WHAT THIS TASK INVOLVES
Report each line of the data that contains the string "user".

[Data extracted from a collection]
Start of Block
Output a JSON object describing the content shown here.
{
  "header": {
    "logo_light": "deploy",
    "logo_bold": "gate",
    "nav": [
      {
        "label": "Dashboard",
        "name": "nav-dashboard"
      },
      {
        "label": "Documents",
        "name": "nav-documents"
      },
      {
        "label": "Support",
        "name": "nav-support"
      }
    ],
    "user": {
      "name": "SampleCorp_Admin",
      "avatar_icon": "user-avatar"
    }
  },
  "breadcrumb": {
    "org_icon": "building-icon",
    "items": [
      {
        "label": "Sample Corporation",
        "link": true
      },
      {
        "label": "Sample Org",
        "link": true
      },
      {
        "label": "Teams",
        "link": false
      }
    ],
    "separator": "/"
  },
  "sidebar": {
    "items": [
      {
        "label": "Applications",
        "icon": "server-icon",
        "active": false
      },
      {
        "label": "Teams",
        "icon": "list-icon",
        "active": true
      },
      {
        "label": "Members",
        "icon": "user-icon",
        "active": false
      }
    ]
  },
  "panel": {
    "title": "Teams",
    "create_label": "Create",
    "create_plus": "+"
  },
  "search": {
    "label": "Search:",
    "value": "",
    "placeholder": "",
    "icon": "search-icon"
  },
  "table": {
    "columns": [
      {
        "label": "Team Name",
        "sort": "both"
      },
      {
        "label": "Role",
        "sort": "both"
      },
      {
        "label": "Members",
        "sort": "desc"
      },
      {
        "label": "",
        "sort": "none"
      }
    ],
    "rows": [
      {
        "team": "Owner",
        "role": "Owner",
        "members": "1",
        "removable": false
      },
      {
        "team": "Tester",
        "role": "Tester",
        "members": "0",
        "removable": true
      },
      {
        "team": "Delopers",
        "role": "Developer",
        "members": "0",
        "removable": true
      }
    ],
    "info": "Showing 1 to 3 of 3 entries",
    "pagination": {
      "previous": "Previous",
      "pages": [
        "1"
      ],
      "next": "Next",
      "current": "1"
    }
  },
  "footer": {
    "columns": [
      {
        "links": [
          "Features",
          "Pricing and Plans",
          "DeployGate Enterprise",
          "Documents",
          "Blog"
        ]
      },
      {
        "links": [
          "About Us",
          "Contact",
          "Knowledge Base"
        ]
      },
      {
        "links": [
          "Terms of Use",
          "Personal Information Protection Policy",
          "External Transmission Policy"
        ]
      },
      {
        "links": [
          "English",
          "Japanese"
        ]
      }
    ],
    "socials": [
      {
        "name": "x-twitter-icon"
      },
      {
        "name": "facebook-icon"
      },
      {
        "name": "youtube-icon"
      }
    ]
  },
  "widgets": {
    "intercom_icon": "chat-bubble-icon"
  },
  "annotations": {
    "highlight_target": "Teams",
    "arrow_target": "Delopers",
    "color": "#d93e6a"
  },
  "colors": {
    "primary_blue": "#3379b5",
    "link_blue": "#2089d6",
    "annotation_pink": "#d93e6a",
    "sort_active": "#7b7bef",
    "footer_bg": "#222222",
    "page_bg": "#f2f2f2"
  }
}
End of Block
OUTPUT
    "user": {
      "avatar_icon": "user-avatar"
        "icon": "user-icon",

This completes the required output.